The use of advanced facial blurring and video anonymization is critical to keep passengers trust and compliance with data protection rules. While ensuring privacy may seem complicated, there are simple ways to ensure compliance and maintain the effectiveness of monitoring systems.

Facial blurring and video anonymization are key elements in protecting the privacy of individuals which can be applied in railways and train stations. While ensuring privacy may seem complicated, there are certainly ways to ensure compliance along with effective monitoring.

Anonymization measures enable you to comply with GDPR in an easy way.

V. Responding to Incidents: Providing Video on Demand and Sharing Recordings while Maintaining GDPR Compliance

In the event of an incident or investigation, companies involved in or responsible for monitoring may be required to provide video footage to law enforcement agencies or other authorized parties but also to natural persons.

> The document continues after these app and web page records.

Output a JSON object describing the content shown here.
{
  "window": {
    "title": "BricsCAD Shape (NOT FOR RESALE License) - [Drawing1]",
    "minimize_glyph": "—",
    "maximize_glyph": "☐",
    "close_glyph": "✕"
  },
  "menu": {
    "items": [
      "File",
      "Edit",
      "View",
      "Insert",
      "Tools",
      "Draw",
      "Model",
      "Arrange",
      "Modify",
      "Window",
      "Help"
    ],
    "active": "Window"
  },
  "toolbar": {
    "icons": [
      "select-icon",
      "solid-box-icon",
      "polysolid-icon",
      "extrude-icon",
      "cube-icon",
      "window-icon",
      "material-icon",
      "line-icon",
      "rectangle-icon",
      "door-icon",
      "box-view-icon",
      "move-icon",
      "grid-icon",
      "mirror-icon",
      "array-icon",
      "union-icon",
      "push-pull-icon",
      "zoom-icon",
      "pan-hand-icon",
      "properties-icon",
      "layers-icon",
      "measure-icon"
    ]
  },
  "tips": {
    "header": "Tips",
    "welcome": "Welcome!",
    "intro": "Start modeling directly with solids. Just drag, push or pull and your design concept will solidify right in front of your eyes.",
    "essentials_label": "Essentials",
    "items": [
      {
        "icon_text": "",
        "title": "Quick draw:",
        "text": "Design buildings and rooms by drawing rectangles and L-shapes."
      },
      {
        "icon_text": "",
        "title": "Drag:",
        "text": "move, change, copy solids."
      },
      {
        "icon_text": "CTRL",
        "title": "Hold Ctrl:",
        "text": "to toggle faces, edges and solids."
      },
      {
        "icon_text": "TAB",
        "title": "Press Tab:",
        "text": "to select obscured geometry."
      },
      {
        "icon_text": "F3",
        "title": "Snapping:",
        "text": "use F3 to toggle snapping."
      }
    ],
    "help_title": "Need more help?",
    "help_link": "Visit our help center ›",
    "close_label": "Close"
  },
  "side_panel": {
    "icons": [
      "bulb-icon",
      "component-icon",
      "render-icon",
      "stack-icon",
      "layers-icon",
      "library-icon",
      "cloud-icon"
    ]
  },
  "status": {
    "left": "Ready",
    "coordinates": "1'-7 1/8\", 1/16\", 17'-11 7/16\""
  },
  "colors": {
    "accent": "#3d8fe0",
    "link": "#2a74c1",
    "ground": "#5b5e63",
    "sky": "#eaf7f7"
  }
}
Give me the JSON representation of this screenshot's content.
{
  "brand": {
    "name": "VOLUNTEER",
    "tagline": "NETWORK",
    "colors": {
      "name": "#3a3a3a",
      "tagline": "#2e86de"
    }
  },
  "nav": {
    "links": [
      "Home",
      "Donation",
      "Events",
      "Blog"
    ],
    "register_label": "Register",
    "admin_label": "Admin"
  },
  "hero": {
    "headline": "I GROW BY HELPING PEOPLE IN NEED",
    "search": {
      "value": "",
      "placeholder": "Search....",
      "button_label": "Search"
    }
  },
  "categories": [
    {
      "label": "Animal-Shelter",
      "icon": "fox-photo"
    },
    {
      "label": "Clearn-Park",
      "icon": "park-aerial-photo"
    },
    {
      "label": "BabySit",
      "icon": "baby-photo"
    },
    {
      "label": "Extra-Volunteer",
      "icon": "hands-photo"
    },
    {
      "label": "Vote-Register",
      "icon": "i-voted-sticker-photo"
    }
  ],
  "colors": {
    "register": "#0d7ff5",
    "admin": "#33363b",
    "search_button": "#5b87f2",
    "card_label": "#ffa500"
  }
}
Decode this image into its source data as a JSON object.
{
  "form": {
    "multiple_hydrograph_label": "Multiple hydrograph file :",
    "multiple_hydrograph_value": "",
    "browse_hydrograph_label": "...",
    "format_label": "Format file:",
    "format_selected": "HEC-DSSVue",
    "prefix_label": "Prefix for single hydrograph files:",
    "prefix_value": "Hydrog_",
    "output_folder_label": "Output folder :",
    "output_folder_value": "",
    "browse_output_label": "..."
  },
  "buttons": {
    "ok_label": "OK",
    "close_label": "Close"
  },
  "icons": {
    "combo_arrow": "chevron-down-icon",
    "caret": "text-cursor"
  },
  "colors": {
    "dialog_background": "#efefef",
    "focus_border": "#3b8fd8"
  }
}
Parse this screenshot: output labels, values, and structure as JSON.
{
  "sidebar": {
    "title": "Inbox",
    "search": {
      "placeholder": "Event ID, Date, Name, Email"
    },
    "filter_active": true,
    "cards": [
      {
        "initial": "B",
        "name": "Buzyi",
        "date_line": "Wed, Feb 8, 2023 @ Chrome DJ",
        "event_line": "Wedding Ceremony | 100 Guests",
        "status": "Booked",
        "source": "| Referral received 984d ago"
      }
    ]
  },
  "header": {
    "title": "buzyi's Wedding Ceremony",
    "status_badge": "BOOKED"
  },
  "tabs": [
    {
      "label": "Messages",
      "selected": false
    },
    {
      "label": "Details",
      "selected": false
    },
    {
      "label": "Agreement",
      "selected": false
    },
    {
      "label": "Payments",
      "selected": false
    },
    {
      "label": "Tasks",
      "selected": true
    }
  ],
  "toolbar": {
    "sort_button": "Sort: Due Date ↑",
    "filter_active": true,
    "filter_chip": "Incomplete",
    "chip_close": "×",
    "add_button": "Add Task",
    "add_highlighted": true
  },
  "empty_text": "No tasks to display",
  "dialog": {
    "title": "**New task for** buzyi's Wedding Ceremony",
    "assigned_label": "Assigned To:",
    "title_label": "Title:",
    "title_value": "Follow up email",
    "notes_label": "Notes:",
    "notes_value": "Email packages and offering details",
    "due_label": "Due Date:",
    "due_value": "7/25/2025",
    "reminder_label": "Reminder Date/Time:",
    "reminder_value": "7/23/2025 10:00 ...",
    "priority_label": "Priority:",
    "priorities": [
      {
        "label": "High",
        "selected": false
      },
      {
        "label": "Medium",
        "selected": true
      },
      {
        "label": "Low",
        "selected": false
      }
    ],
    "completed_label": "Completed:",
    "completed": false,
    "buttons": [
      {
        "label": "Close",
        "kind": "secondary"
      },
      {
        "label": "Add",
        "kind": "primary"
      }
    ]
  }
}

The key is to ensure that such record disclosure complies with the requirements of the GDPR.

Access right

Companies should establish a process on how to respond to requests, ensuring that the sharing of recordings is limited to what is necessary and proportionate to the purpose. Access to surveillance footage can be requested based on Article 15 of the GDPR - right of access by data subject. Entities which use surveillance systems must be prepared to facilitate such requests quickly and transparently. Article 15 of the GDPR guarantees the right of access to the processed information to all concerned persons. It means that not only authorised offices, government bodies, and law enforcement agencies such as the police can request photos or recordings. Anyone who has been captured on photo or video can request a copy of the material where they have been captured, subject to certain conditions - failure to comply with such obligations may result in severe fines (and an obligation to implement GDPR - compliant practices of course).

Article 15 grants individuals the right to obtain from the controller confirmation as to whether or not personal data concerning them is being processed as well as, the right to access that data/receive a copy if it is. In the context of transportation monitoring, this includes sharing recordings in which individuals may be identified. Access requests should be processed promptly (in one month), and the video provided should be redacted to exclude any information unrelated to the requester – this means that such a recording cannot violate the privacy rights of others. To achieve it may be necessary to use advanced anonymization techniques, such as face blurring and video anonymization - which are all essential to protect the identities of unrelated individuals.

VI. Conclusion:

As railroads and train stations are committed to implement visual monitoring technologies to enhance security, the need for a detailed understanding of legal and ethical issues becomes not only a necessity, but a responsible behaviour when adopting new solutions.

Taking new measures to ensure security involves respecting passengers' right to privacy. Balancing technological innovation and legal responsibility in the modern era, rail operators and other entities interested in monitoring of train stations and railways should implement systems that allow disclosure of recordings in such a way that the recordings still serve a purpose, but do not infringe on the rights of other individuals.

The appropriate preparation of the recordings requires precise and specialized software enabling both face blurring and data anonymization.

Gallio provides you with a unique solution for privacy protection based on artificial intelligence. Algorithms blur faces making them virtually impossible to recognize while leaving image quality intact. Our professional tools meet the needs of transportation companies or those engaged in monitoring, allowing them to use an effective solution to ensure compliance with GDPR and best practices.

The free, demo version of is available for download HERE.